Political Potpourri: Senate Candidate Akin Uses Obama Criticism To Fund Campaign; McCaskill Has New Ad
Pending student loan legislation is a source of controversy in the race to represent Missouri in the U.S. Senate.
Rep. Todd Akin (R-Wildwood) got some press in late April after President Barack Obama alluded to the U.S. Senate hopeful’s comments about government-backed student loans.
At a debate in Columbia, Akin said the following about pending student loan legislation: "America has got the equivalent of the stage three cancer of socialism because the federal government is tampering in all kinds of stuff it has no business tampering in. So first, to answer your question precisely, what the democrats did to get rid of the private student loans and take it all over by the government was wrong, it was a lousy bill, that's why I voted 'no.'"
Soon after Akin made that statement, Obama told a crowd at the University of Iowa that “you’ve got one member of Congress who compared these student loans, I'm not kidding here, to a 'stage-three cancer of socialism.'”
“Stage three cancer? Come on,” Obama said. “Just when you think you've heard it all in Washington, somebody comes up with a new way to go off the deep end."
Akin claimed that Obama had misquoted his remarks, noting that the "cancer infecting our society today is not student loans themselves, but the massive expansion of federal government into every sector of private business.” This week, Akin highlighted the flap in an e-mail asking for donations to his U.S. Senate campaign.

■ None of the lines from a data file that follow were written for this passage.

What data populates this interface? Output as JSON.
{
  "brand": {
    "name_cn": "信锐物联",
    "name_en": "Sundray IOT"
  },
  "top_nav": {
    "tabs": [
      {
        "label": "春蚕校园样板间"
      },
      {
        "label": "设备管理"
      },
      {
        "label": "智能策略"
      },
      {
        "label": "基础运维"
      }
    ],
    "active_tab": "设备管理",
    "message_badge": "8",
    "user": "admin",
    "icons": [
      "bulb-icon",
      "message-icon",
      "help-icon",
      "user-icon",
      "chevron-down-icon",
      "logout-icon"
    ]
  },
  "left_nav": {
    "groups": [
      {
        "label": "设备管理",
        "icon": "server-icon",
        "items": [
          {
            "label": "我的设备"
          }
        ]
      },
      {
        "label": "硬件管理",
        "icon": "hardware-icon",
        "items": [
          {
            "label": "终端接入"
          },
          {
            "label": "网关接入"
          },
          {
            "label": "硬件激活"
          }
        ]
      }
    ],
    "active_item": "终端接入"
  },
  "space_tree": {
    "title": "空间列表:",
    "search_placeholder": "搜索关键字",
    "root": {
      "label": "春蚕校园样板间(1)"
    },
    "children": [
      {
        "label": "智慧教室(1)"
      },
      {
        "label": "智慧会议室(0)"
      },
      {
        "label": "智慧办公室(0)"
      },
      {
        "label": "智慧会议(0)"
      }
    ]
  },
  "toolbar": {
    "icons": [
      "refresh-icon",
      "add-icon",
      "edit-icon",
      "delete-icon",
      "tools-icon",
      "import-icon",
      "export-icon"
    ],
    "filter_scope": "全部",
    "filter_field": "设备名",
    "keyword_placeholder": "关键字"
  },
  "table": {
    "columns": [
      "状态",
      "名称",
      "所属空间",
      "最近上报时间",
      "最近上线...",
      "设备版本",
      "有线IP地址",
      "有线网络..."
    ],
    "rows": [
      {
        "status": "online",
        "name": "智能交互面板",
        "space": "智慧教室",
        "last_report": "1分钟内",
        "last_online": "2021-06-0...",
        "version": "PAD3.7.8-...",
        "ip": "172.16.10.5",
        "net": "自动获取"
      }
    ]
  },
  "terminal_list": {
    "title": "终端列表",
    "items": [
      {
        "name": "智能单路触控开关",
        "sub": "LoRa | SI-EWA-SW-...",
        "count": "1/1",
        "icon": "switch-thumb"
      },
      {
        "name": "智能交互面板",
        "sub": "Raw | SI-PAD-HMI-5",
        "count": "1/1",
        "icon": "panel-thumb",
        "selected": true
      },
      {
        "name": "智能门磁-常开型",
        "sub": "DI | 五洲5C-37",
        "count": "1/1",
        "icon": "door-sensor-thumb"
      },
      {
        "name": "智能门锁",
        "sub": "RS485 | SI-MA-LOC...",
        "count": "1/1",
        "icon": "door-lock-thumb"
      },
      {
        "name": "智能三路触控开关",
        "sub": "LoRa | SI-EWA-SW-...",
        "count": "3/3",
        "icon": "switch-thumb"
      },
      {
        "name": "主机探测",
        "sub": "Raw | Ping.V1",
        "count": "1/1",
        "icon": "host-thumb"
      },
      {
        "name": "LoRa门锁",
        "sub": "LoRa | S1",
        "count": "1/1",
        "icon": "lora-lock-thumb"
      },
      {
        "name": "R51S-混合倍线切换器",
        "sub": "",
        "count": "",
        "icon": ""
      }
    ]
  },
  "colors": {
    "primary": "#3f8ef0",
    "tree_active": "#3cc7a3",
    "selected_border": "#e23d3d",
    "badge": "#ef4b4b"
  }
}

“It wasn't just the White House correspondents’ dinner that had Obama laughing last week; he also seemed to enjoy misquoting and mocking my conservative stand,” Akin wrote in the e-mail. “Obama singled out my comment in a recent stump speech at the University of Iowa. He is shocked that someone would stand against the federal government being involved in everything.”
Akin, of course, is locked in a Republican primary against former state Treasurer Sarah Steelman and Frontenac businessman John Brunner. The winner of that August primary will likely face Sen. Claire McCaskill (D-MO) in November.
McCaskill on the air
Speaking of McCaskill, her campaign released a new advertisement Wednesday attacking recent television ads from conservative-leaning third party organizations. Entitled “Back Again,” the spot argues that the groups attacking her are protective of “Washington special interests.”
"What Missourians need to know is that these Washington special interests aren't just trying to silence Claire, they're spending millions to distort Claire's record because they know the other candidates in this race would be a rubber stamp for their special interest agenda,” said Adrianne Marsh, McCaskill’s campaign manager, in a statement. “Whether it's protecting tax breaks for Big Oil, ending Medicare as we know it or privatizing student loans, Claire's never been afraid to step on big toes in Washington and she'll never stop fighting for Missouri's middle class families."
While MCaskill has built up a substantial financial reserve in her bid for re-election, the aforementioned third party groups have been constantly attacking McCaskill through the airwaves. McCaskill’s response to these ads was recently the subject of a New York Times editorial.
The piece noted that while ““super PACs” and secretive independent groups will be spending hundreds of millions on the presidential race, it is at the Congressional level where big money can have the most impact.”